What the exercise asks: The lines you return must be all those in the data that hold the string "JSON".

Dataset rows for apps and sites
▽
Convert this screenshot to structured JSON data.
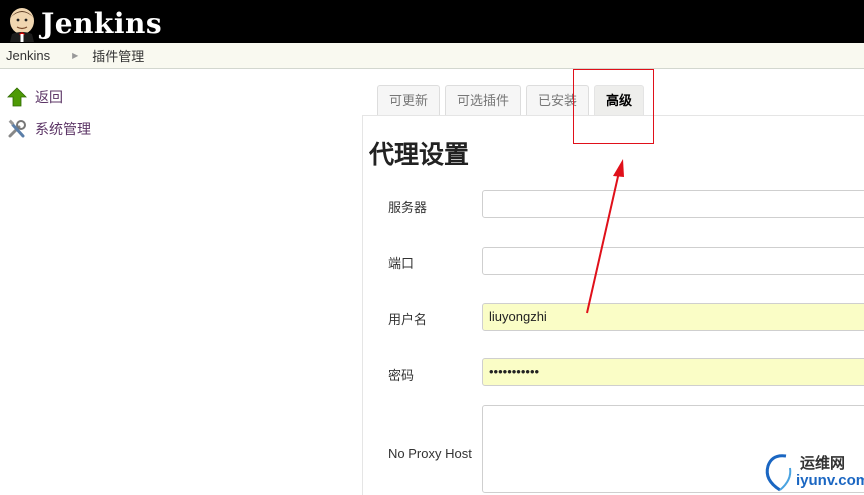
{
  "header": {
    "logo_text": "Jenkins"
  },
  "breadcrumb": {
    "items": [
      "Jenkins",
      "插件管理"
    ]
  },
  "sidebar": {
    "items": [
      {
        "label": "返回",
        "icon": "up-arrow-icon"
      },
      {
        "label": "系统管理",
        "icon": "tools-icon"
      }
    ]
  },
  "tabs": [
    {
      "label": "可更新",
      "active": false
    },
    {
      "label": "可选插件",
      "active": false
    },
    {
      "label": "已安装",
      "active": false
    },
    {
      "label": "高级",
      "active": true
    }
  ],
  "proxy": {
    "title": "代理设置",
    "fields": [
      {
        "label": "服务器",
        "value": ""
      },
      {
        "label": "端口",
        "value": ""
      },
      {
        "label": "用户名",
        "value": "liuyongzhi"
      },
      {
        "label": "密码",
        "value": "•••••••••••"
      },
      {
        "label": "No Proxy Host",
        "value": ""
      }
    ]
  },
  "watermark": {
    "cn": "运维网",
    "en": "iyunv.com"
  },
  "colors": {
    "header_bg": "#000000",
    "annotation": "#e0101a",
    "filled_field": "#fafdc6"
  }
}
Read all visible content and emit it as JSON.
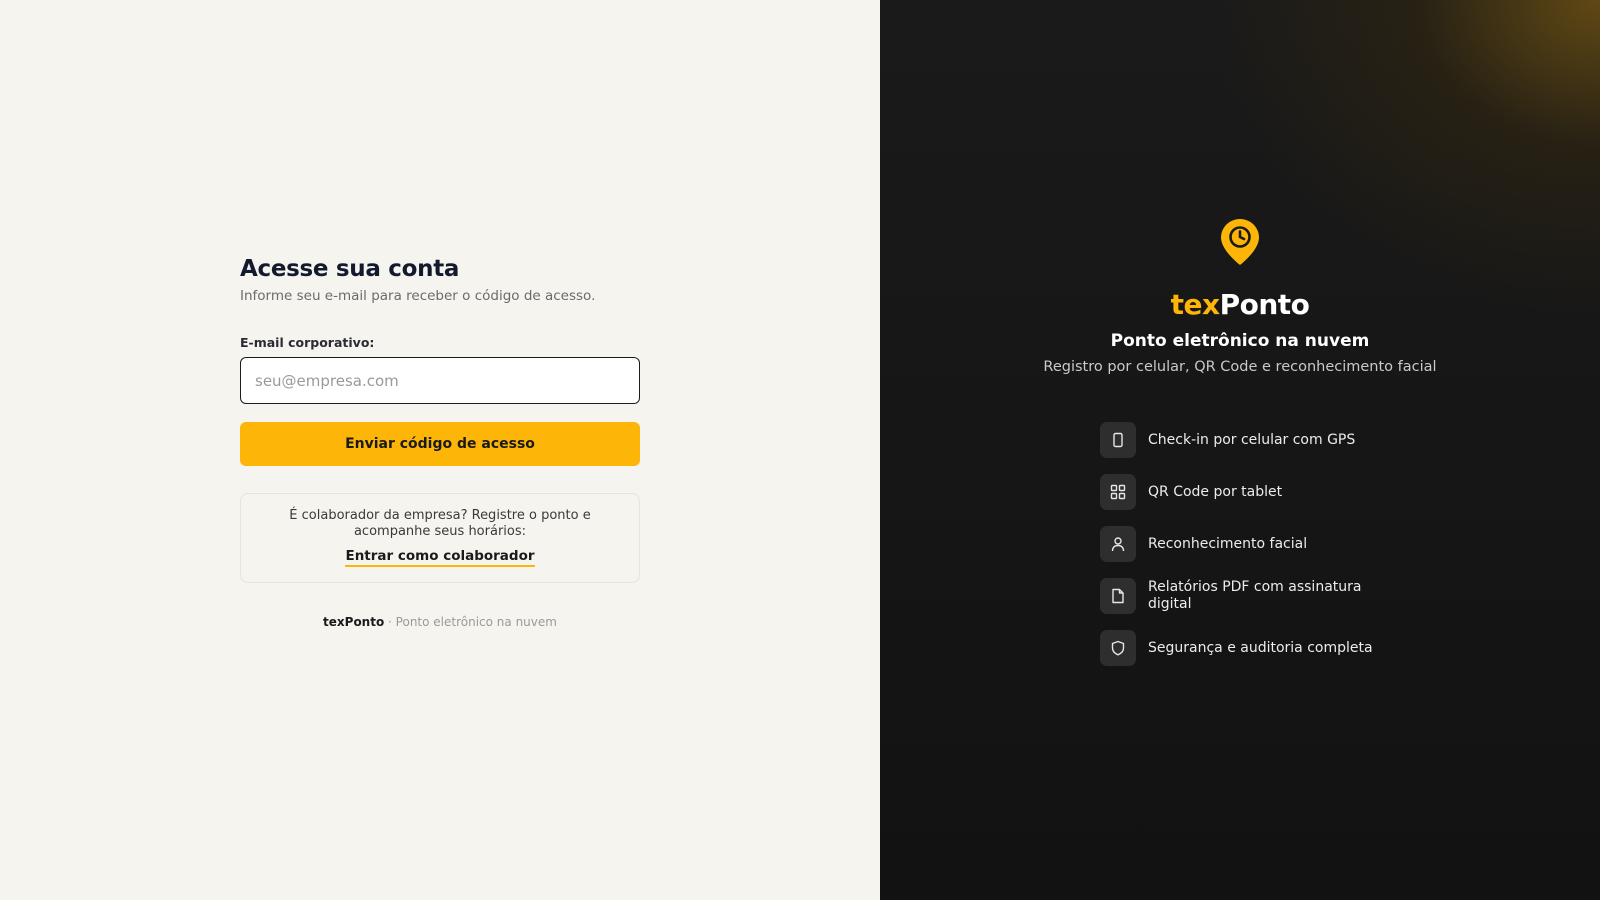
{
  "login": {
    "title": "Acesse sua conta",
    "subtitle": "Informe seu e-mail para receber o código de acesso.",
    "email_label": "E-mail corporativo:",
    "email_placeholder": "seu@empresa.com",
    "email_value": "",
    "submit_label": "Enviar código de acesso",
    "collaborator_text": "É colaborador da empresa? Registre o ponto e acompanhe seus horários:",
    "collaborator_link": "Entrar como colaborador",
    "footer_brand": "texPonto",
    "footer_sep": " · ",
    "footer_tagline": "Ponto eletrônico na nuvem"
  },
  "brand": {
    "logo_tex": "tex",
    "logo_ponto": "Ponto",
    "tagline": "Ponto eletrônico na nuvem",
    "description": "Registro por celular, QR Code e reconhecimento facial",
    "icon": "location-clock-pin-icon"
  },
  "features": [
    {
      "icon": "smartphone-icon",
      "label": "Check-in por celular com GPS"
    },
    {
      "icon": "qr-grid-icon",
      "label": "QR Code por tablet"
    },
    {
      "icon": "user-icon",
      "label": "Reconhecimento facial"
    },
    {
      "icon": "document-icon",
      "label": "Relatórios PDF com assinatura digital"
    },
    {
      "icon": "shield-icon",
      "label": "Segurança e auditoria completa"
    }
  ],
  "colors": {
    "accent": "#fdb508",
    "left_bg": "#f5f4ef",
    "right_bg": "#141414",
    "title_text": "#141a2e"
  }
}
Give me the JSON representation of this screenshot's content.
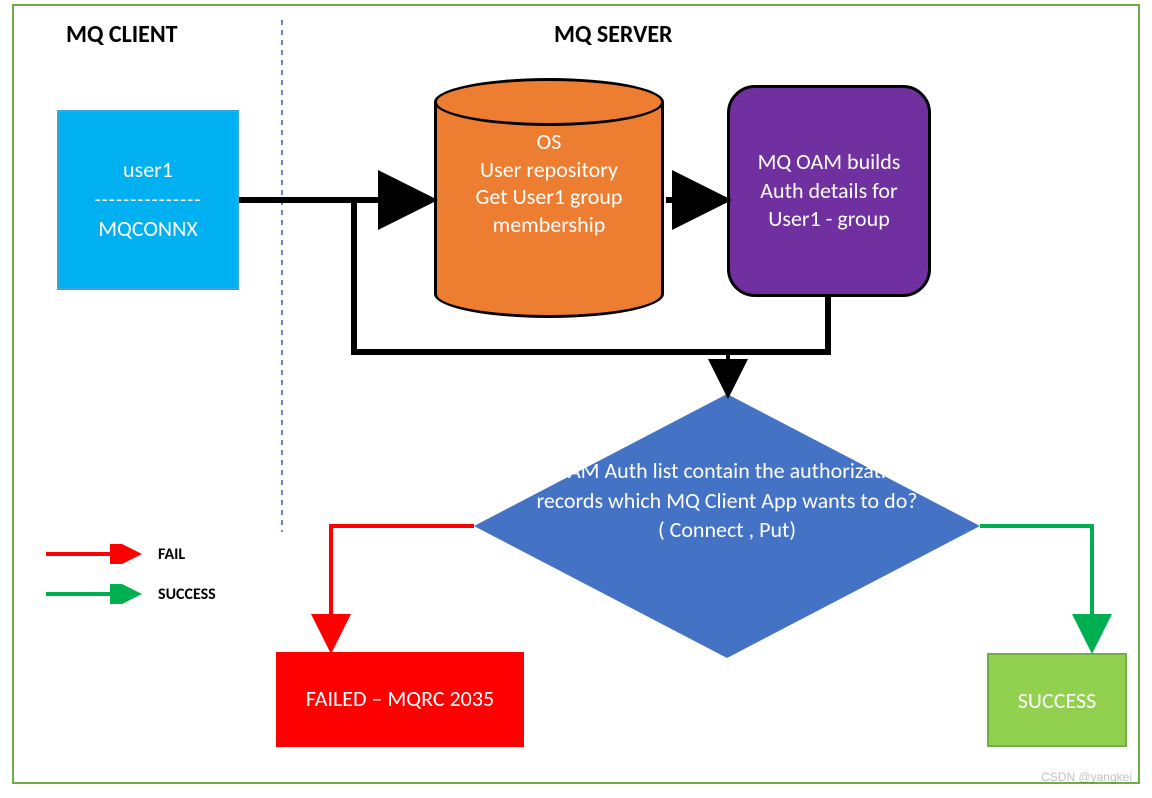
{
  "headers": {
    "client": "MQ CLIENT",
    "server": "MQ SERVER"
  },
  "client_box": {
    "line1": "user1",
    "divider": "---------------",
    "line2": "MQCONNX"
  },
  "cylinder": {
    "text": "OS\nUser repository\nGet User1 group membership"
  },
  "oam_box": {
    "text": "MQ OAM builds Auth details for User1 - group"
  },
  "decision": {
    "text": "If OAM Auth list contain the authorizations  records which  MQ Client App  wants to do?( Connect , Put)"
  },
  "fail_box": {
    "text": "FAILED – MQRC 2035"
  },
  "success_box": {
    "text": "SUCCESS"
  },
  "legend": {
    "fail": "FAIL",
    "success": "SUCCESS"
  },
  "colors": {
    "client": "#00b0f0",
    "cylinder": "#ed7d31",
    "oam": "#7030a0",
    "decision": "#4472c4",
    "fail": "#ff0000",
    "success_box": "#92d050",
    "success_arrow": "#00b050",
    "connector": "#000000",
    "border": "#6fac46"
  },
  "watermark": "CSDN @yangkei"
}
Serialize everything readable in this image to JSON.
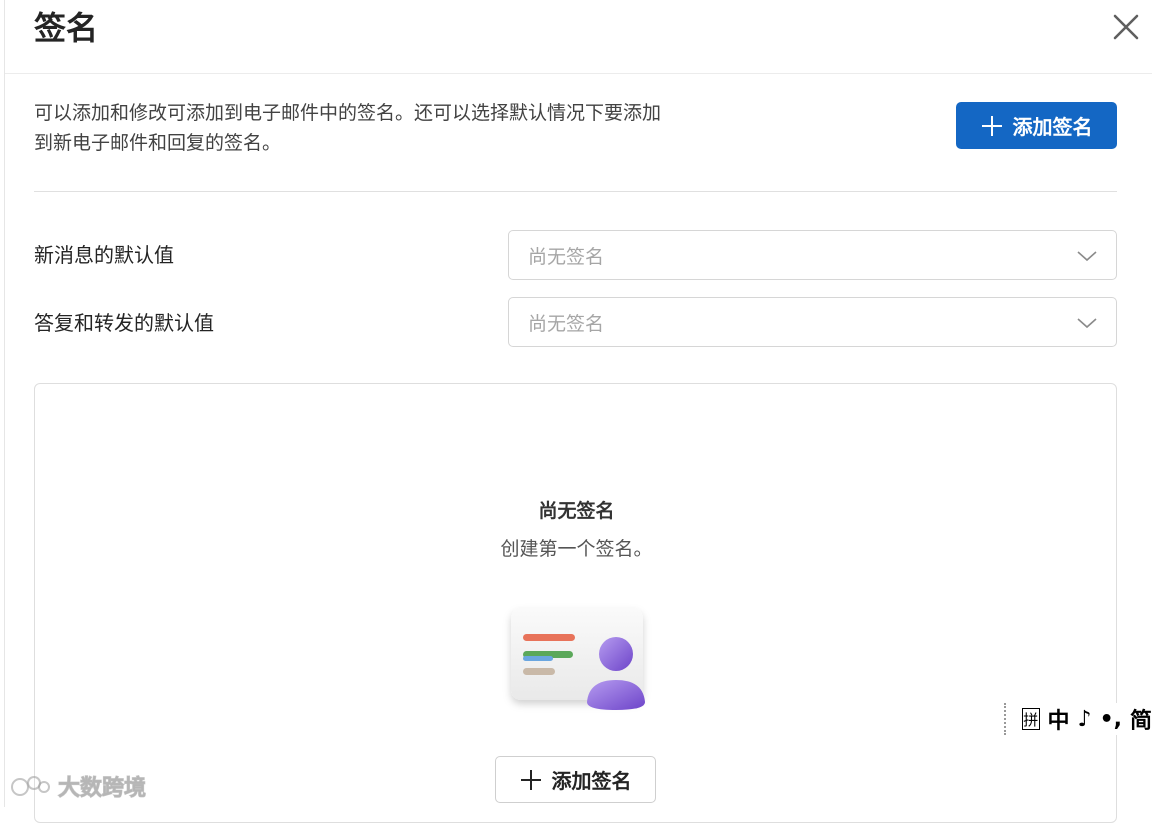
{
  "dialog": {
    "title": "签名",
    "intro": "可以添加和修改可添加到电子邮件中的签名。还可以选择默认情况下要添加到新电子邮件和回复的签名。",
    "add_button_label": "添加签名"
  },
  "defaults": {
    "new_message_label": "新消息的默认值",
    "new_message_value": "尚无签名",
    "reply_forward_label": "答复和转发的默认值",
    "reply_forward_value": "尚无签名"
  },
  "empty_state": {
    "title": "尚无签名",
    "subtitle": "创建第一个签名。",
    "add_button_label": "添加签名"
  },
  "ime_toolbar": {
    "mode_box": "拼",
    "lang": "中",
    "moon": "♪",
    "punct": "•,",
    "extra": "简"
  },
  "watermark": {
    "text": "大数跨境"
  },
  "colors": {
    "primary": "#1467c4",
    "avatar_purple": "#8a62d6"
  },
  "icons": [
    "close-icon",
    "plus-icon",
    "chevron-down-icon",
    "signature-card-illustration"
  ]
}
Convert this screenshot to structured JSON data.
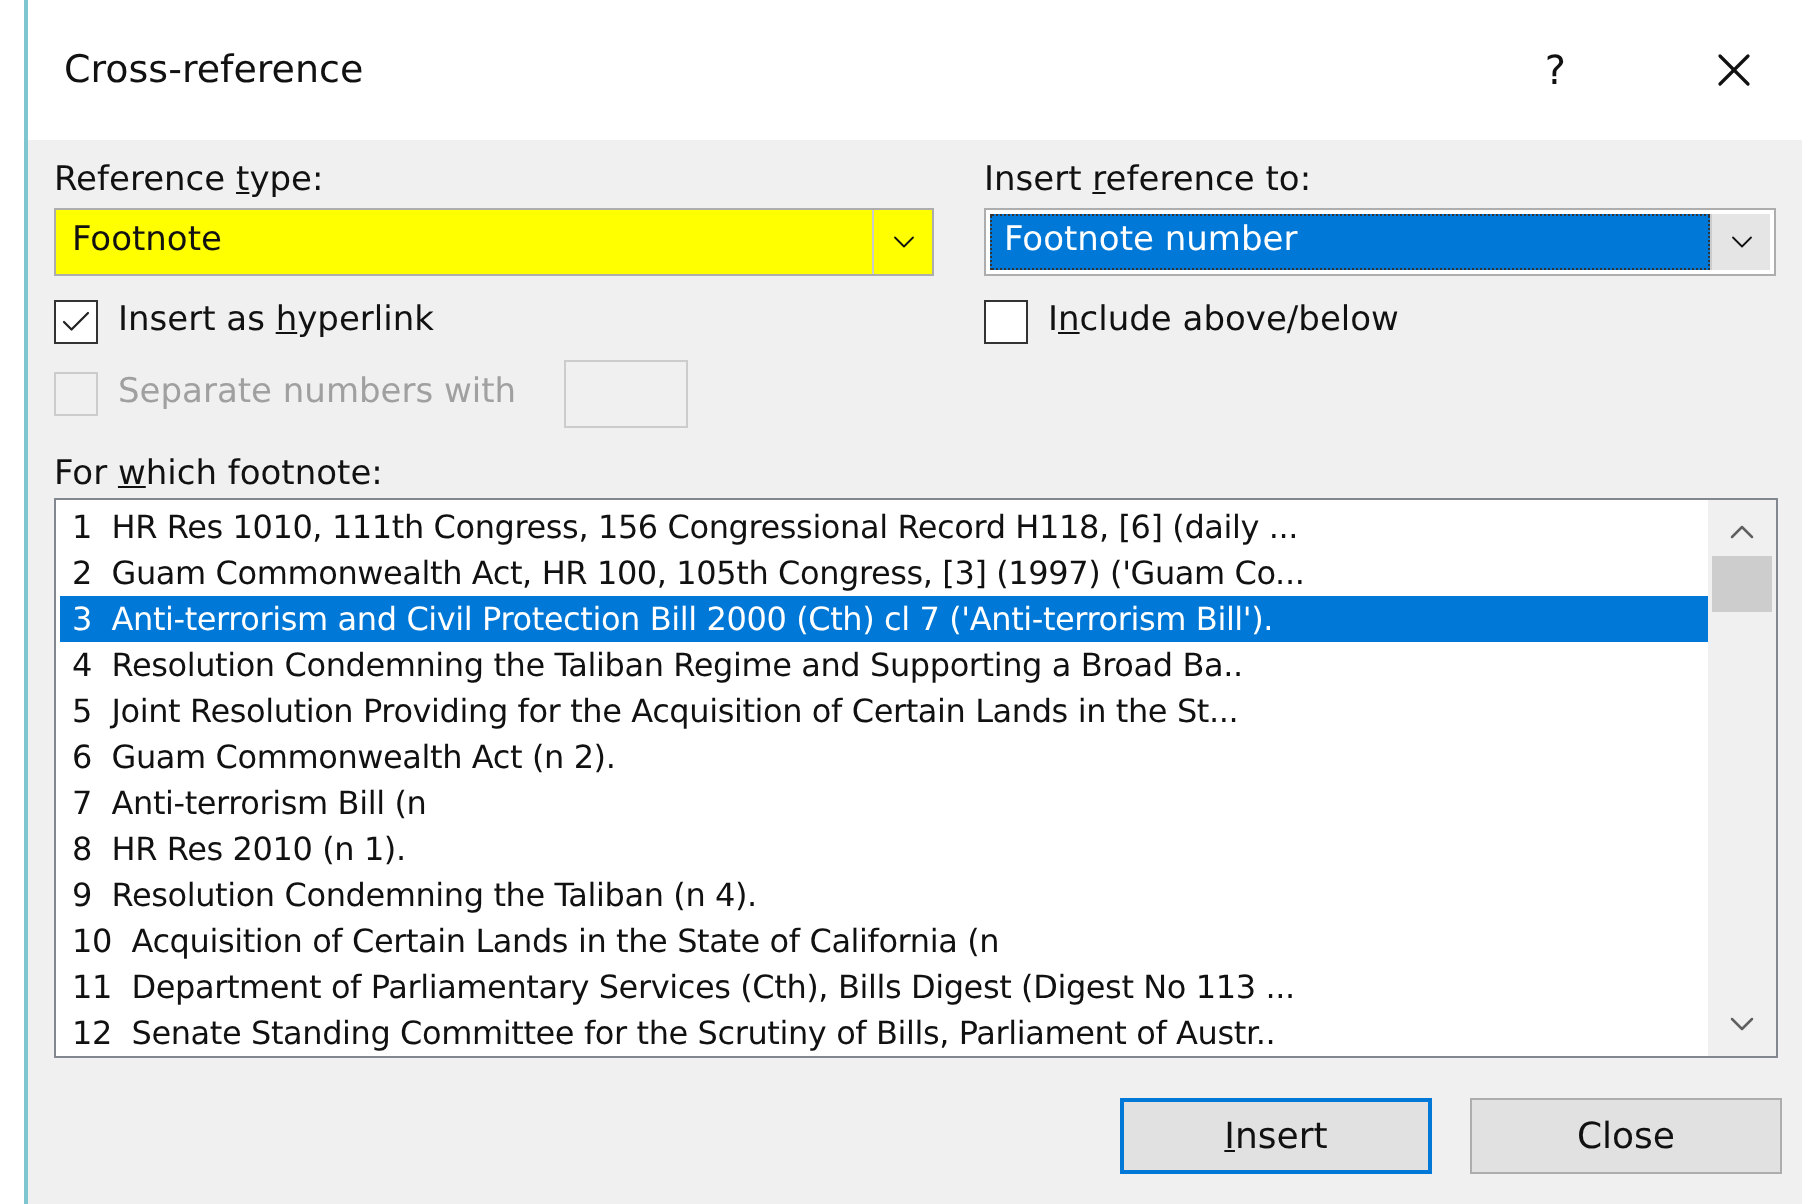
{
  "window": {
    "title": "Cross-reference",
    "help": "?"
  },
  "reference_type": {
    "label_parts": {
      "pre": "Reference ",
      "key": "t",
      "post": "ype:"
    },
    "value": "Footnote",
    "highlighted": true
  },
  "insert_reference_to": {
    "label_parts": {
      "pre": "Insert ",
      "key": "r",
      "post": "eference to:"
    },
    "value": "Footnote number",
    "selected": true
  },
  "checkboxes": [
    {
      "label_parts": {
        "pre": "Insert as ",
        "key": "h",
        "post": "yperlink"
      },
      "checked": true,
      "disabled": false
    },
    {
      "label_parts": {
        "pre": "I",
        "key": "n",
        "post": "clude above/below"
      },
      "checked": false,
      "disabled": false
    },
    {
      "label_parts": {
        "pre": "Separate numbers with"
      },
      "checked": false,
      "disabled": true
    }
  ],
  "list": {
    "label_parts": {
      "pre": "For ",
      "key": "w",
      "post": "hich footnote:"
    },
    "items": [
      {
        "number": "1",
        "text": "HR Res 1010, 111th Congress, 156 Congressional Record H118, [6] (daily ...",
        "selected": false
      },
      {
        "number": "2",
        "text": "Guam Commonwealth Act, HR 100, 105th Congress, [3] (1997) ('Guam Co...",
        "selected": false
      },
      {
        "number": "3",
        "text": "Anti-terrorism and Civil Protection Bill 2000 (Cth) cl 7 ('Anti-terrorism Bill').",
        "selected": true
      },
      {
        "number": "4",
        "text": "Resolution Condemning the Taliban Regime and Supporting a Broad Ba..",
        "selected": false
      },
      {
        "number": "5",
        "text": "Joint Resolution Providing for the Acquisition of Certain Lands in the St...",
        "selected": false
      },
      {
        "number": "6",
        "text": "Guam Commonwealth Act (n 2).",
        "selected": false
      },
      {
        "number": "7",
        "text": "Anti-terrorism Bill (n",
        "selected": false
      },
      {
        "number": "8",
        "text": "HR Res 2010 (n 1).",
        "selected": false
      },
      {
        "number": "9",
        "text": "Resolution Condemning the Taliban (n 4).",
        "selected": false
      },
      {
        "number": "10",
        "text": "Acquisition of Certain Lands in the State of California (n",
        "selected": false
      },
      {
        "number": "11",
        "text": "Department of Parliamentary Services (Cth), Bills Digest (Digest No 113 ...",
        "selected": false
      },
      {
        "number": "12",
        "text": "Senate Standing Committee for the Scrutiny of Bills, Parliament of Austr..",
        "selected": false
      }
    ]
  },
  "buttons": [
    {
      "label_parts": {
        "key": "I",
        "post": "nsert"
      },
      "default": true
    },
    {
      "label_parts": {
        "pre": "Close"
      },
      "default": false
    }
  ]
}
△
Exercise answer:
Convert this screenshot to structured JSON data.
Read all visible content and emit it as JSON.
Give me the JSON representation of this screenshot's content.
Serialize everything readable in this image to JSON.
Convert this screenshot to structured JSON data.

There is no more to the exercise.